Electronic voting on amendments to Russia's Constitution is set to conclude today, as residents of Moscow and Nizhny Novgorod have until midnight on June 30 to cast their ballots in a plebiscite that may extend Vladimir Putin's rule until 2036. Over 1,080,000 people have already cast their ballots out of a total 1,190,726 registered voters.
The online plebiscite has been widely criticized by experts, academics and observers, and has been mired with errors. TV Rain exposed a fraudulent scheme in the run-up to the vote in which Muscovites were encouraged to use other people's data to cast ballots in favor of the amendment package, along with another issue concerning multiple voting, as journalist Pavel Lobkov was able to cast two ballots, both in person and online.
One of the main issues with the plebiscite is that the procedure for counting votes is difficult to control, and the system itself is not protected from fraud, according to experts interviewed by Open Media.
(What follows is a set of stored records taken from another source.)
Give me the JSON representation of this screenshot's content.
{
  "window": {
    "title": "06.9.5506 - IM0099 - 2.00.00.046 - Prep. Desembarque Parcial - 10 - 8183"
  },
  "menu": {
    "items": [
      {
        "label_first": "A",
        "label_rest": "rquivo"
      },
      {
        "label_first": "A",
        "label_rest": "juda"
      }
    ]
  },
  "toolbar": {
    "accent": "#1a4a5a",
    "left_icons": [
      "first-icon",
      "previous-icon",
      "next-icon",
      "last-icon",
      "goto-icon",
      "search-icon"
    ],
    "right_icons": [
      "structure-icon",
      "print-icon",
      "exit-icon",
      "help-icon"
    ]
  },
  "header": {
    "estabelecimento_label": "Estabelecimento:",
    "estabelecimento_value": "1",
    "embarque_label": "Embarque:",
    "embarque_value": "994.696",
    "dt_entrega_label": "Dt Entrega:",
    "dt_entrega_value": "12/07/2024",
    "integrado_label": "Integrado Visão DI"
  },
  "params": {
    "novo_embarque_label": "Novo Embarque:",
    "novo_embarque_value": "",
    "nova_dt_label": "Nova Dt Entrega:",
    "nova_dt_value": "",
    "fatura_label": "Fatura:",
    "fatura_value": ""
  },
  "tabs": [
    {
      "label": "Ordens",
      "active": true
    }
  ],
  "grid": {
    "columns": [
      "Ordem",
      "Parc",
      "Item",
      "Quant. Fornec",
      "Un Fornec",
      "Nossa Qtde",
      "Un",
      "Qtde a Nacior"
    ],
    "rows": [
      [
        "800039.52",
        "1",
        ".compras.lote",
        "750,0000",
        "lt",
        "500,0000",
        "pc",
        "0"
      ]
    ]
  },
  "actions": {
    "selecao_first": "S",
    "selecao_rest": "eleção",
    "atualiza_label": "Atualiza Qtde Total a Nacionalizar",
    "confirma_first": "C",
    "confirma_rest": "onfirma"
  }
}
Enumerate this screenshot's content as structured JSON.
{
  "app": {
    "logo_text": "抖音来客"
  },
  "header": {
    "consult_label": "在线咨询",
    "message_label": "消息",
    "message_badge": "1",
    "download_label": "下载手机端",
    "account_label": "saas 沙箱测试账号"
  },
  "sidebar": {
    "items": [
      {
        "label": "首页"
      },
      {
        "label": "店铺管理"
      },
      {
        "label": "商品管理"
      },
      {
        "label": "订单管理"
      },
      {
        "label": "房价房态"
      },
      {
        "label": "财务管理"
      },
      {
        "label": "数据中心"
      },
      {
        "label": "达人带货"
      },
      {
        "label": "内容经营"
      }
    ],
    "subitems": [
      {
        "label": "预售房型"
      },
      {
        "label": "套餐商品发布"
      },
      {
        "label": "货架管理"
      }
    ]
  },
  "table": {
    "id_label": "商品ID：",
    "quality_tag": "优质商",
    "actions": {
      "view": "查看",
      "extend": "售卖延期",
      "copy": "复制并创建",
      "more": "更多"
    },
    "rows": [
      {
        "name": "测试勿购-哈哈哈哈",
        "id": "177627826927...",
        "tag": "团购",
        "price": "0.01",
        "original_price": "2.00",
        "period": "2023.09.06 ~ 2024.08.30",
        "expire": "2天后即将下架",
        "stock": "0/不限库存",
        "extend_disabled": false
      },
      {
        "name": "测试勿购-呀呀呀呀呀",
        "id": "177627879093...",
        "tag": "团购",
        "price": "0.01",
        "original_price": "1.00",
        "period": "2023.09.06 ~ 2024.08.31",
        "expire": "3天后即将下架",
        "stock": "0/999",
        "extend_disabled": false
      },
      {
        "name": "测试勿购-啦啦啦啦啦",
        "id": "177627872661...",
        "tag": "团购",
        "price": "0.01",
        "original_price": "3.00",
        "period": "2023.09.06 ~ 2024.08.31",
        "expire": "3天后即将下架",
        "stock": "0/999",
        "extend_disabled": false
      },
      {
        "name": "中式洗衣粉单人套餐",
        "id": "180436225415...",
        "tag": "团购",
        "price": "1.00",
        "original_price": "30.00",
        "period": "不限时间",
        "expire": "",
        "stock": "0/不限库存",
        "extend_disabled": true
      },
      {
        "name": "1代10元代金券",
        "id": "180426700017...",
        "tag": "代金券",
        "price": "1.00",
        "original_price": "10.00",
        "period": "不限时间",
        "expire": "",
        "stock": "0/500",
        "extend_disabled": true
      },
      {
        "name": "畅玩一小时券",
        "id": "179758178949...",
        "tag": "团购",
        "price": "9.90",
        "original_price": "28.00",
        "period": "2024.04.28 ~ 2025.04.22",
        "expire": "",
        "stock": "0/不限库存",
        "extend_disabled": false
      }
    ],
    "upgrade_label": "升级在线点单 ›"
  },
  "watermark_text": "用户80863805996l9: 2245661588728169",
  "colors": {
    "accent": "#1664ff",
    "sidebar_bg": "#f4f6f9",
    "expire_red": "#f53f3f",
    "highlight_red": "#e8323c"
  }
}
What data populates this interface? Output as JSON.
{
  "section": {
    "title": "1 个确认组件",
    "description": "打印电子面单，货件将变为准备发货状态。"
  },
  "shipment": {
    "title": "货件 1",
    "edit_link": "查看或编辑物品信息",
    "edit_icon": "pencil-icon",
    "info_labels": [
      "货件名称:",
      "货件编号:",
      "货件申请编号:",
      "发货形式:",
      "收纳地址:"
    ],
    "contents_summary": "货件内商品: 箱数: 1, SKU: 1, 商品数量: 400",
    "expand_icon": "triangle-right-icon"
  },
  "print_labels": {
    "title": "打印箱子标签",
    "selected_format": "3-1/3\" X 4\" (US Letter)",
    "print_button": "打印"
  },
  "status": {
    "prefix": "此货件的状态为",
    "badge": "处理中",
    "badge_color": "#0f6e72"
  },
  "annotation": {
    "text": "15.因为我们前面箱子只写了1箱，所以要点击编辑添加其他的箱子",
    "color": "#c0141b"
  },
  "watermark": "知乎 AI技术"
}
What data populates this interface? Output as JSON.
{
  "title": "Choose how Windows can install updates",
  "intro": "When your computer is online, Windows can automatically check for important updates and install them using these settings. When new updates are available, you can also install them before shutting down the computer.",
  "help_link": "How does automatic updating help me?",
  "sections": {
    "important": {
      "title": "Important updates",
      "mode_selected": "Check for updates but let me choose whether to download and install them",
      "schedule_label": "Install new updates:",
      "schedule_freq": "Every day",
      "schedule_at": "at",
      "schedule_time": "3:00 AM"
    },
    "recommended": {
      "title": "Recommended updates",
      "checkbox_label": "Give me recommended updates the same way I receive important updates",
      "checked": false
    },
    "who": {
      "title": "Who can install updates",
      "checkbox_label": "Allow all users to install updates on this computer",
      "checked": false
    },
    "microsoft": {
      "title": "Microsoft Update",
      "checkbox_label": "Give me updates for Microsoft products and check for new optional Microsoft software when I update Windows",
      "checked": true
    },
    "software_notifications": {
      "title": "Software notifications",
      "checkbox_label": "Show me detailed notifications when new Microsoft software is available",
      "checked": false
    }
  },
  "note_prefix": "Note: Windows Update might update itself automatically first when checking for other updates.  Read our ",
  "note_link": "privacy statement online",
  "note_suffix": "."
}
"The most dangerous thing is that people's votes can be changed, and with the help of an additional script you can do other things: remove the 'No' option or make the checkbox move, not letting you tick it," said programmer Eugene Fedin, a member of the working group commissioned by Moscow authorities to monitor the vote.
Part of the code allows the electronic plebiscite's organizers – the Moscow Mayor's Office – to make changes to the ballot before it is encrypted and stored via blockchain. Despite experts flagging the issue in fall 2019, it still hasn't been solved.
The plebiscite on amendments to Russia's Constitution was originally scheduled for April 22 and delayed due to the pandemic. Russian citizens that don't have access to polling stations have been casting their ballots since June 10. Early voting opened on June 25, and has spanned an entire week as authorities aimed to avoid crowds and prevent the spread of the coronavirus on the main designated voting day, July 1.
If the majority of Russians vote in favor of the amendments, Vladimir Putin's presidential term clock will be reset, allowing him to get re-elected in both 2024 and 2030, potentially extending his rule by another 12 years.
The amendments also state that Russia is the legal successor to the Soviet Union, outline the Russian people as a “state-forming” ethnic group, and cement the description of marriage as an explicitly heterosexual union.
The reform has been widely criticized by opposition members, human rights groups, and academics, all of whom have pointed at the illegality of the vote and called it a smokescreen concealing Putin's attempt to remain in power.